By Tom Donaldson
Atlantic News, Tuesday, February 7, 1995
[The following article is courtesy of Atlantic News]
[Atlantic News Photo by Tom Donaldson]
HAMPTON -- In her kitchen, over several cups of wonderful coffee, Jane Kelley, who was to retire the next day, spent three hours spinning tales about her children, her life as a military wife, of the many wonderful people she had met, and her political career — mainly as Hampton's town clerk. although she admitted to being "tired" in her town position, she has no intention of being "retired." She only moves on and up to her second election term in the New Hampshire State Legislature.
There were many, many laughs — and just a couple of tears — as she discussed the relationship she had with everyone from top national political leaders to local "Einsteins," as she calls the town selectmen. By her own admission, Kelley has a "tongue like a switchblade knife," and rarely holds back her opinion on political matters (or anything else), but without exception, pointed out the good qualities of those she has encountered and their right to do as they saw fit. She is quick to say that the goodness those with whom she has worked far exceeded the negatives of her 26 years in Hampton, and 18 years in the town clerk position. (And, by the way, she wants to thank an unidentified resident of Dunvegan Woods who gave her a great stock tip recently).

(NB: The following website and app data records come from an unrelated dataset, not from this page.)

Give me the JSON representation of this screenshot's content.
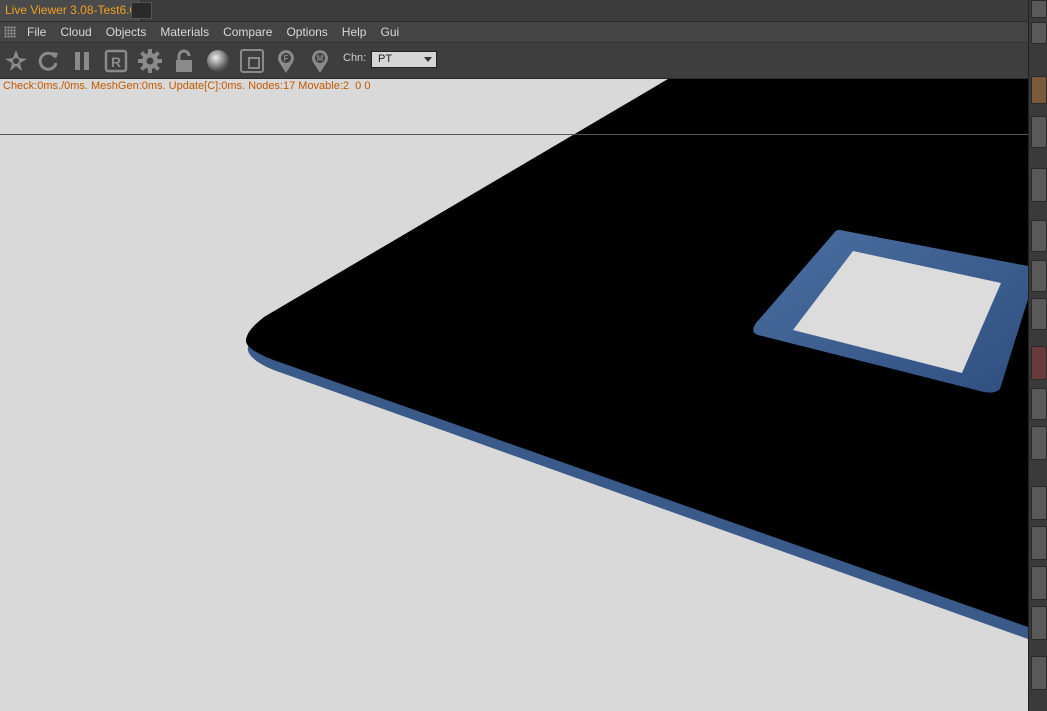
{
  "window": {
    "tab_title": "Live Viewer 3.08-Test6.0"
  },
  "menu": {
    "items": [
      "File",
      "Cloud",
      "Objects",
      "Materials",
      "Compare",
      "Options",
      "Help",
      "Gui"
    ]
  },
  "toolbar": {
    "icons": [
      "octane-logo-icon",
      "refresh-icon",
      "pause-icon",
      "region-r-icon",
      "settings-gear-icon",
      "lock-icon",
      "material-sphere-icon",
      "render-region-icon",
      "focus-pin-icon",
      "material-pin-icon"
    ],
    "channel_label": "Chn:",
    "channel_value": "PT"
  },
  "viewport": {
    "status_text": "Check:0ms./0ms. MeshGen:0ms. Update[C]:0ms. Nodes:17 Movable:2  0 0"
  },
  "colors": {
    "tab_title": "#f0a020",
    "status_text": "#c25a00",
    "viewport_bg": "#d9d9d9",
    "panel_edge": "#3a5a8a"
  }
}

She moved to Hampton in 1968, with three of her four children because she felt that here "... there was no caste system and people aren't afraid to smile." With her husband and oldest son in Viet Nam, she came from Kensington to shop in the old A & P Supermarket, where she formed her opinion about the friendliness of Hamptonites.
"I met so many nice people, and because I'm nosey, made wonderful relationships," she said.
Armed with her "wonderful relationships," in 1972 she decided to run for the State Legislature's '73-'74 session. She went door-to-door and passed out over 1300 jars of pickles and jellies that she had preserved herself, using the slogan, "Get New Hampshire out of this jam"; or "... out of this pickle." Her loss by a very few votes was devastating. Contemplating the end of her political career appeared to her as giving up, so she ran again and won a seat in the 1975-76 Legislature.
On the town clerk's position, she is outspoken citing its importance.
'"The town clerk is the first person you meet when you move here and it should be someone who supports understanding, patience, and kindness ... what this town needs," Kelly said.
She is also outspoken in her support for her "dear friend, and right arm," Arleen Andreozzi, deputy town clerk, as her replacement. After 12 years, Kelley says, "She knows exactly what to do and how to do it."
The law states that the deputy shall replace a retiring clerk until the next election, and there is no reason why she shouldn't continue on, says Kelley. Kelley intends to stay in the "neat-as-a-pin" house where she now lives.
"I don't ever want to leave Hampton," she states.
When she first bought the four-bedroom home where she is just a block from her office, she shared it as a "safe house" for alcoholics.
"With all of its problems over seven years, it was a wonderful, happy, sharing time," she said.
That is just a little of what Jane Kelley is all about as she moves on, except for one thing: the next day's retirement party. Living on the Seacoast with many of New Hampshire's finest restaurants, she chose McDonald's in Seabrook, where she held court with a host of twenty friends, and munched on a Big Mac and drank a Coke.
"It isn't worth all that money to go to a stupid testimonial for three hours," she said. And that is what Jane Kelley is all about.